START Extracted data

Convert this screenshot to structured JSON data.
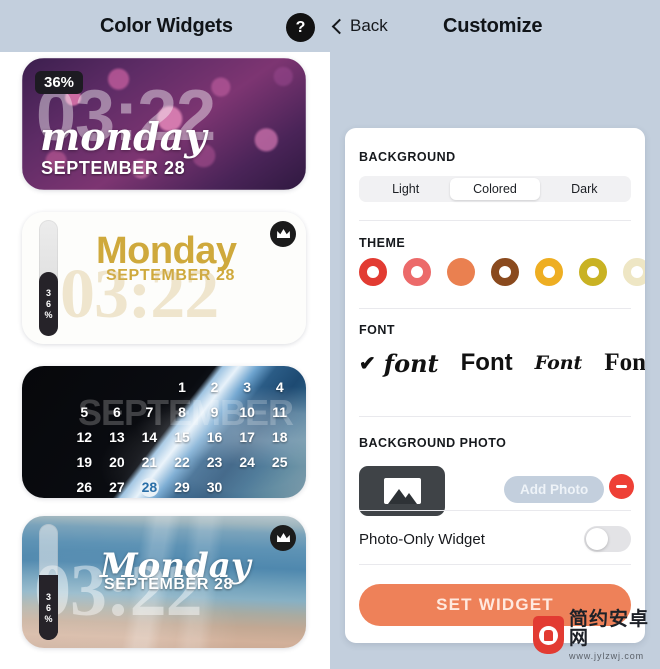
{
  "header": {
    "app_title": "Color Widgets",
    "help_icon_label": "?",
    "back_label": "Back",
    "screen_title": "Customize"
  },
  "previews": [
    {
      "id": "widget-floral",
      "style": "floral-purple",
      "battery_badge": "36%",
      "clock": "03:22",
      "day": "monday",
      "date": "SEPTEMBER 28",
      "has_crown": false
    },
    {
      "id": "widget-white-gold",
      "style": "white-gold",
      "battery_value": "36%",
      "battery_digits": [
        "3",
        "6",
        "%"
      ],
      "clock": "03:22",
      "day": "Monday",
      "date": "SEPTEMBER 28",
      "has_crown": true
    },
    {
      "id": "widget-calendar-earth",
      "style": "calendar-earth",
      "month_watermark": "SEPTEMBER",
      "days": [
        "",
        "",
        "",
        "1",
        "2",
        "3",
        "4",
        "5",
        "6",
        "7",
        "8",
        "9",
        "10",
        "11",
        "12",
        "13",
        "14",
        "15",
        "16",
        "17",
        "18",
        "19",
        "20",
        "21",
        "22",
        "23",
        "24",
        "25",
        "26",
        "27",
        "28",
        "29",
        "30"
      ],
      "today": "28",
      "has_crown": false
    },
    {
      "id": "widget-beach",
      "style": "beach",
      "battery_value": "36%",
      "battery_digits": [
        "3",
        "6",
        "%"
      ],
      "clock": "03:22",
      "day": "Monday",
      "date": "SEPTEMBER 28",
      "has_crown": true
    }
  ],
  "panel": {
    "background": {
      "label": "BACKGROUND",
      "options": [
        "Light",
        "Colored",
        "Dark"
      ],
      "selected": "Colored"
    },
    "theme": {
      "label": "THEME",
      "swatches": [
        {
          "color": "#e23b32",
          "type": "ring",
          "selected": true
        },
        {
          "color": "#ec6a6a",
          "type": "ring",
          "selected": false
        },
        {
          "color": "#ea8050",
          "type": "solid",
          "selected": false
        },
        {
          "color": "#8a4a1e",
          "type": "ring",
          "selected": false
        },
        {
          "color": "#eeae22",
          "type": "ring",
          "selected": false
        },
        {
          "color": "#c9b223",
          "type": "ring",
          "selected": false
        },
        {
          "color": "#eee6c4",
          "type": "ring",
          "selected": false
        }
      ]
    },
    "font": {
      "label": "FONT",
      "check_glyph": "✔",
      "options": [
        {
          "sample": "font",
          "style": "script",
          "selected": true
        },
        {
          "sample": "Font",
          "style": "bold-sans",
          "selected": false
        },
        {
          "sample": "Font",
          "style": "brush",
          "selected": false
        },
        {
          "sample": "Fon",
          "style": "serif",
          "selected": false
        }
      ]
    },
    "background_photo": {
      "label": "BACKGROUND PHOTO",
      "thumb_icon": "image-icon",
      "add_button": "Add Photo",
      "remove_button": "remove-icon"
    },
    "photo_only": {
      "label": "Photo-Only Widget",
      "enabled": false
    },
    "cta": {
      "label": "SET WIDGET",
      "color": "#ee8159"
    }
  },
  "watermark": {
    "site_name": "简约安卓网",
    "url": "www.jylzwj.com"
  }
}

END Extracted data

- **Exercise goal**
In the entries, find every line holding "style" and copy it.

- **Result**
      "style": "floral-purple",
      "style": "white-gold",
      "style": "calendar-earth",
      "style": "beach",
          "style": "script",
          "style": "bold-sans",
          "style": "brush",
          "style": "serif",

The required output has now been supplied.